With today’s increased cybercrime activity and savvy hackers staying one step ahead, SaaS companies need to be hyper-focused on protecting their systems and data. There was a time when neighborhoods were safe enough that people didn’t always lock their doors — which would be nearly unthinkable today. The same is true for a company’s systems and data. In the past, cybersecurity wasn’t a common concern and companies didn’t worry as much about securing their information. But having a strong security program at your company helps you keep the doors locked, the bad guys out, and exposes your vulnerabilities so you can address them before a breach happens. Your security program should also include an incident response plan that covers your security protocols and who is in charge when an incident occurs. Your security program helps you stay up to date on any standards or regulations for data protection. Additionally, it prepares you for vendor security questionnaires from your enterprise customers, as hackers often see B2B vendors as easy backdoors into larger enterprises.
It’s especially important for SaaS companies to have a culture focused on security, where risks are known, assets are accounted for, and every team member plays a role. Part of having a strong security posture is keeping up with trends that may require added focus or reallocated resources.
The biggest trend in 2020 was the massive move to working from home, as the COVID-19 pandemic forced companies to find new ways to keep employees safe while working remotely from unsecured networks and hardware.
Another recent trend is the increasing number of mandated privacy laws developing in states, provinces, and countries. An example is GDPR, a regulation in EU law, or CCPA in California. This means that SaaS companies need to be vigilant around what standards and regulations they are currently compliant with, and which ones they may need in the near future as their business evolves. Both Canada and the US are considering new information security and privacy regulations (although it’s not clear when or what exactly would be included in the final legislation).
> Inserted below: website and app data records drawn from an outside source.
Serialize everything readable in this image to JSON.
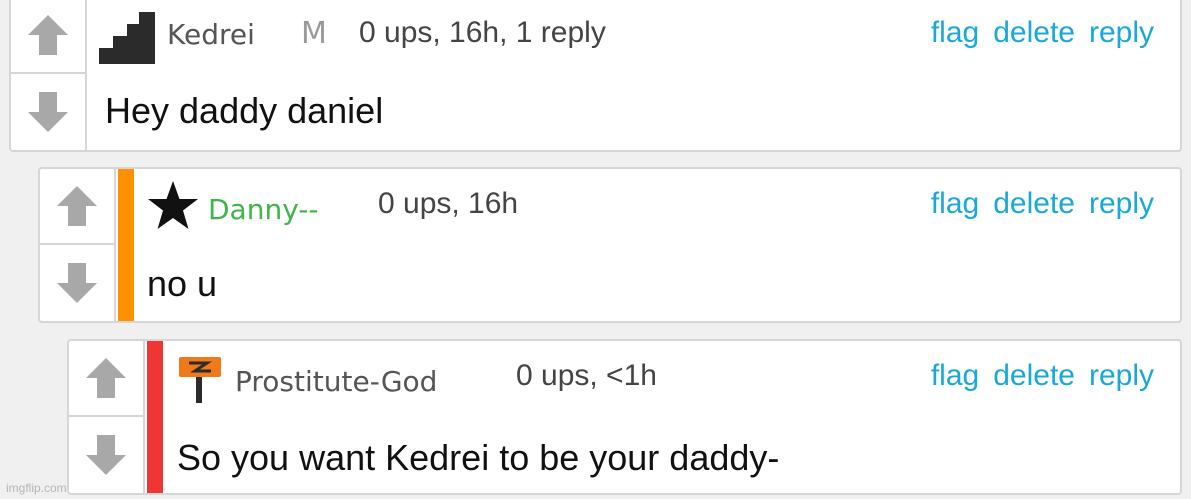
{
  "comments": [
    {
      "username": "Kedrei",
      "user_tag": "M",
      "username_color": "#555555",
      "meta": "0 ups, 16h, 1 reply",
      "body": "Hey daddy daniel",
      "actions": {
        "flag": "flag",
        "delete": "delete",
        "reply": "reply"
      },
      "badge_icon": "stairs-icon"
    },
    {
      "username": "Danny--",
      "username_color": "#3fb54a",
      "stripe_color": "#ff9000",
      "meta": "0 ups, 16h",
      "body": "no u",
      "actions": {
        "flag": "flag",
        "delete": "delete",
        "reply": "reply"
      },
      "badge_icon": "star-icon"
    },
    {
      "username": "Prostitute-God",
      "username_color": "#555555",
      "stripe_color": "#f03535",
      "meta": "0 ups, <1h",
      "body": "So you want Kedrei to be your daddy-",
      "actions": {
        "flag": "flag",
        "delete": "delete",
        "reply": "reply"
      },
      "badge_icon": "signpost-icon"
    }
  ],
  "watermark": "imgflip.com",
  "colors": {
    "link": "#18a9d8",
    "arrow": "#a8a8a8",
    "border": "#d6d6d6"
  }
}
Hackers are also targeting supply chains more often, finding that there are weaknesses and oversights with smaller vendors that they can exploit. Additionally, enterprise companies are increasingly passing risk downstream to their vendors and relying on them to be compliant and secure. This means that SaaS companies essentially become the first line of defense for their customers and clients.
Some of these trends, as well as more malicious cyber activity, are going to prompt companies to address new needs in security. Here are some predictions around security programs and what SaaS companies will need to know.
As automation increases in nearly every industry and sector, we’ll also see it incorporated into security programs. Tasks and functions that don’t require simulation will become automated, taking out the risk of human error — though simulations that rely on human instincts and emotion will stay.
SaaS companies must realize that security isn’t just one team’s responsibility, or that security only covers one function of the business. Instead, every team member has a role to play in making their workplace secure, from password management to coding, to securing assets and networks. As such, security programs are going to see much greater integration with other security, business, project management, and productivity tools.
As enterprise companies rely on SaaS companies more for increased security, and as regulators will be looking for both regional and industry-specific standards around data privacy to be met, we may see them expect privacy and security features to be enabled by default. In fact, enterprise companies may pass on SaaS vendors who don’t have default security features built-in.
SaaS companies shouldn’t rely on cloud services to manage their security for them, and should instead implement their own security approach that includes cloud services in it. But we’re likely to see more security solutions and add-ons offered by cloud service providers. This means that SaaS companies will have more ways to integrate their security into cloud environments.
SaaS companies need a robust security program, and experts with the knowledge and experience to oversee it. Security professionals and teams will need deep coding and application development knowledge and experience in order to keep up with evolving SaaS security needs. This means either training those in charge of security in-house or taking the steps to supplement your team with outside experts.
These predictions for the future may sound well and good, but what if your team barely has a plan in place for the present? There are a number of things you can do today to strengthen your security approach, including the following:
As a SaaS company, you need to be prepared for today, and for what’s on the horizon. Get your company focused on security, build a robust program, and get yourself aligned to the right standards so that you can lock the doors tightly against any would-be intruders.